There are two main stages and a small intimate tent called Jam & Brackets. Here you can write your name on the chalk board, grab your ukulele and get wailing on the stage. Or sit back on a hay bale and let some of the more experienced artists share their stories with you.
Wallaby Creek Festival grounds at Home Rule Rainforest Lodge
An opening ceremony hosted by the Kuku Yulanji people will bring traditional song and dance and a smoking ceremony to cleanse away the bad spirits. Lounge in a chai tent, grab some delicious kofta balls from the Hare Krishnas or join in The Poet's Breakfast. The market stands offer all kinds of exotic jewellery, hats, locally crafted fashion and art and hand-made chocolates.
A dragon bonfire
In the evenings you can expect more than music with circus acts, fire twirling and belly dancing shows. Music plays well into the night and Jam & Brackets is the place to be when the main stages close. There is also a fully licensed bar. Camping and amenities at the Home Rule Rainforest Lodge are great by any festival standard, but who needs a shower when you can wake up and refresh with a jump in the creek (please don't take your soap on a rope with you). September heralds some of the best weather in the far north, which heightens the unbeatable ambience of summer, tunes, friendship and the great outdoors.

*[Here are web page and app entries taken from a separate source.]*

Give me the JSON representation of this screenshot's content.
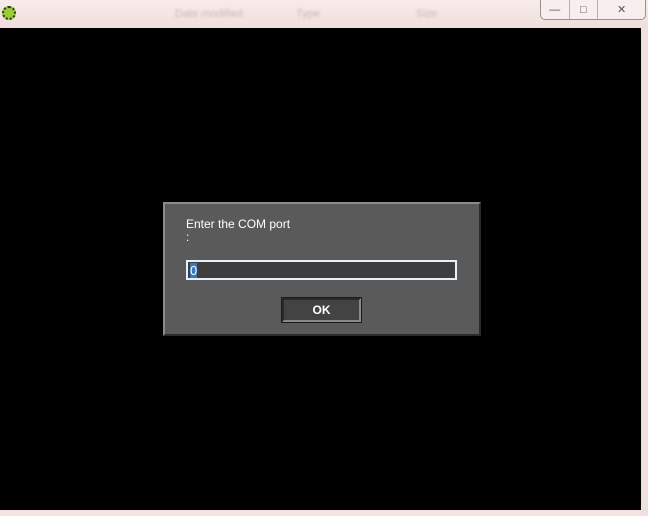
{
  "titlebar": {
    "background_columns": [
      "Date modified",
      "Type",
      "Size"
    ],
    "controls": {
      "minimize": "—",
      "maximize": "□",
      "close": "✕"
    }
  },
  "dialog": {
    "prompt": "Enter the COM port\n:",
    "input_value": "0",
    "ok_label": "OK"
  }
}
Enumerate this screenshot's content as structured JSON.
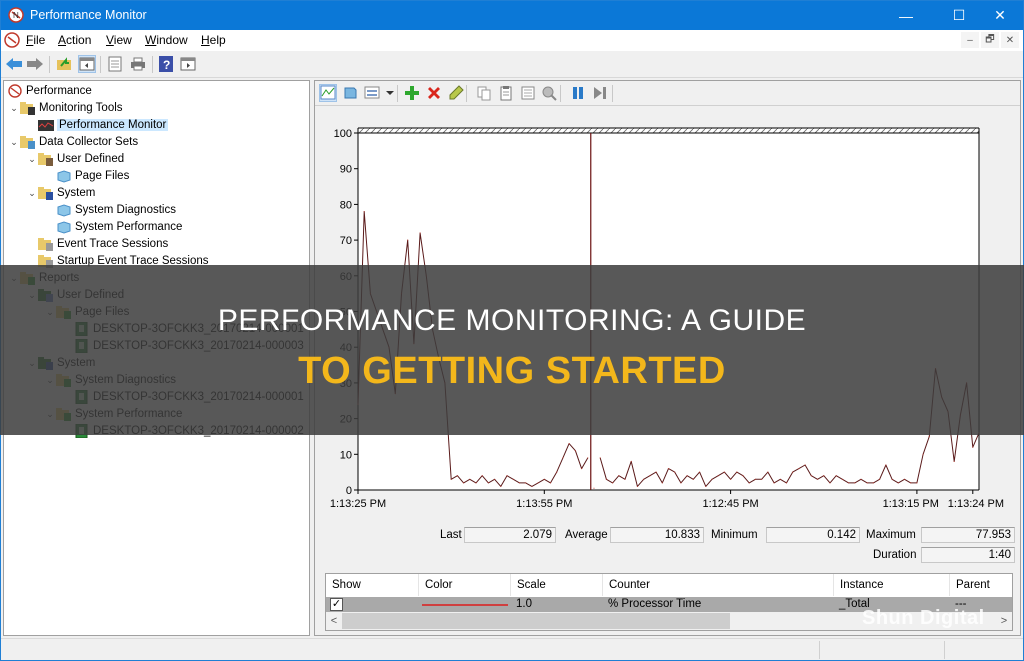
{
  "window": {
    "title": "Performance Monitor",
    "controls": {
      "minimize": "—",
      "maximize": "☐",
      "close": "✕"
    }
  },
  "menubar": {
    "items": [
      {
        "label": "File",
        "accel": "F",
        "rest": "ile"
      },
      {
        "label": "Action",
        "accel": "A",
        "rest": "ction"
      },
      {
        "label": "View",
        "accel": "V",
        "rest": "iew"
      },
      {
        "label": "Window",
        "accel": "W",
        "rest": "indow"
      },
      {
        "label": "Help",
        "accel": "H",
        "rest": "elp"
      }
    ],
    "mdi": {
      "minimize": "–",
      "restore": "🗗",
      "close": "✕"
    }
  },
  "toolbar": {
    "icons": [
      "back-icon",
      "forward-icon",
      "up-folder-icon",
      "show-hide-tree-icon",
      "properties-icon",
      "print-icon",
      "help-icon",
      "show-action-pane-icon"
    ]
  },
  "tree": {
    "items": [
      {
        "label": "Performance",
        "level": 0,
        "icon": "performance-icon",
        "expanded": null
      },
      {
        "label": "Monitoring Tools",
        "level": 1,
        "icon": "folder-tools-icon",
        "expanded": true
      },
      {
        "label": "Performance Monitor",
        "level": 2,
        "icon": "perfmon-icon",
        "expanded": null,
        "selected": true
      },
      {
        "label": "Data Collector Sets",
        "level": 1,
        "icon": "folder-dcs-icon",
        "expanded": true
      },
      {
        "label": "User Defined",
        "level": 2,
        "icon": "folder-user-icon",
        "expanded": true
      },
      {
        "label": "Page Files",
        "level": 3,
        "icon": "collector-set-icon",
        "expanded": null
      },
      {
        "label": "System",
        "level": 2,
        "icon": "folder-system-icon",
        "expanded": true
      },
      {
        "label": "System Diagnostics",
        "level": 3,
        "icon": "collector-set-icon",
        "expanded": null
      },
      {
        "label": "System Performance",
        "level": 3,
        "icon": "collector-set-icon",
        "expanded": null
      },
      {
        "label": "Event Trace Sessions",
        "level": 2,
        "icon": "folder-trace-icon",
        "expanded": null
      },
      {
        "label": "Startup Event Trace Sessions",
        "level": 2,
        "icon": "folder-trace-icon",
        "expanded": null
      },
      {
        "label": "Reports",
        "level": 1,
        "icon": "folder-reports-icon",
        "expanded": true
      },
      {
        "label": "User Defined",
        "level": 2,
        "icon": "report-user-icon",
        "expanded": true
      },
      {
        "label": "Page Files",
        "level": 3,
        "icon": "folder-report-icon",
        "expanded": true
      },
      {
        "label": "DESKTOP-3OFCKK3_20170214-000001",
        "level": 4,
        "icon": "report-icon",
        "expanded": null
      },
      {
        "label": "DESKTOP-3OFCKK3_20170214-000003",
        "level": 4,
        "icon": "report-icon",
        "expanded": null
      },
      {
        "label": "System",
        "level": 2,
        "icon": "report-system-icon",
        "expanded": true
      },
      {
        "label": "System Diagnostics",
        "level": 3,
        "icon": "folder-report-icon",
        "expanded": true
      },
      {
        "label": "DESKTOP-3OFCKK3_20170214-000001",
        "level": 4,
        "icon": "report-icon",
        "expanded": null
      },
      {
        "label": "System Performance",
        "level": 3,
        "icon": "folder-report-icon",
        "expanded": true
      },
      {
        "label": "DESKTOP-3OFCKK3_20170214-000002",
        "level": 4,
        "icon": "report-icon",
        "expanded": null
      }
    ]
  },
  "graph_toolbar": {
    "icons": [
      "view-graph-icon",
      "view-current-activity-icon",
      "change-graph-type-icon",
      "dropdown-arrow-icon",
      "add-counter-icon",
      "delete-counter-icon",
      "highlight-icon",
      "copy-properties-icon",
      "paste-counter-list-icon",
      "properties-icon",
      "zoom-icon",
      "freeze-display-icon",
      "update-data-icon"
    ]
  },
  "chart_data": {
    "type": "line",
    "title": "",
    "xlabel": "",
    "ylabel": "",
    "ylim": [
      0,
      100
    ],
    "yticks": [
      0,
      10,
      20,
      30,
      40,
      50,
      60,
      70,
      80,
      90,
      100
    ],
    "xtick_labels": [
      "1:13:25 PM",
      "1:13:55 PM",
      "1:12:45 PM",
      "1:13:15 PM",
      "1:13:24 PM"
    ],
    "xtick_positions": [
      0,
      30,
      60,
      90,
      99
    ],
    "cursor_sample": 37,
    "grid": false,
    "series": [
      {
        "name": "% Processor Time",
        "color": "#c0392b",
        "values": [
          24,
          78,
          55,
          50,
          45,
          40,
          27,
          55,
          70,
          41,
          72,
          60,
          45,
          37,
          30,
          3,
          4,
          2,
          3,
          2,
          4,
          2,
          3,
          1,
          4,
          3,
          2,
          2,
          1,
          2,
          3,
          2,
          5,
          9,
          13,
          11,
          6,
          9,
          0.5,
          9,
          3,
          2,
          4,
          3,
          8,
          1,
          3,
          4,
          5,
          2,
          6,
          5,
          2,
          4,
          3,
          5,
          1,
          3,
          4,
          5,
          3,
          5,
          4,
          2,
          3,
          3,
          5,
          2,
          3,
          2,
          5,
          6,
          7,
          4,
          3,
          4,
          2,
          4,
          3,
          2,
          2,
          3,
          2,
          2,
          3,
          7,
          3,
          2,
          3,
          2,
          2,
          10,
          15,
          34,
          26,
          22,
          8,
          21,
          30,
          12,
          16
        ]
      }
    ]
  },
  "stats": {
    "last_label": "Last",
    "last": "2.079",
    "average_label": "Average",
    "average": "10.833",
    "minimum_label": "Minimum",
    "minimum": "0.142",
    "maximum_label": "Maximum",
    "maximum": "77.953",
    "duration_label": "Duration",
    "duration": "1:40"
  },
  "counter_table": {
    "headers": [
      "Show",
      "Color",
      "Scale",
      "Counter",
      "Instance",
      "Parent"
    ],
    "rows": [
      {
        "show": true,
        "color": "#d04040",
        "scale": "1.0",
        "counter": "% Processor Time",
        "instance": "_Total",
        "parent": "---"
      }
    ]
  },
  "overlay": {
    "line1": "PERFORMANCE MONITORING: A GUIDE",
    "line2": "TO GETTING STARTED"
  },
  "watermark": "Shun Digital"
}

The Pied Piper Parade
With all the wide open space and swimming attractions this is a children's paradise. Let them run wild and care free or take a look at the special program of activities on hand just for the kids. At the end of the festival they can parade their own costume designs, made with creativity, over the duration of the festival. What a way to spend the school holidays.
This intimate three day festival releases only 3000 tickets annually. You can purchase them at the festival gate or online through Ticketlink. Camping is free with season tickets set at a meagre $95 pre-booked. Day passes are also available. Volunteers are happily welcomed too. Applications can be made via the website.
Don't forget to see the other local places and historical sites while you are in the region. Check out this Weekend Notes write up on a Cooktown 4WD excursion.
Storytelling at Wallaby Creek Festival
Shade sails and solar systems at Wallaby Creek 2012
Last year 2012 was sweet with ebb and flow of lovely people away in an awesome property that allows private camp spots with a huge dam to swim in. Kayak, lilo around or be a bushwalker to the falls and clearwater. Super, better than woodford x 2... see you there, cam on suzuki 650 loaded...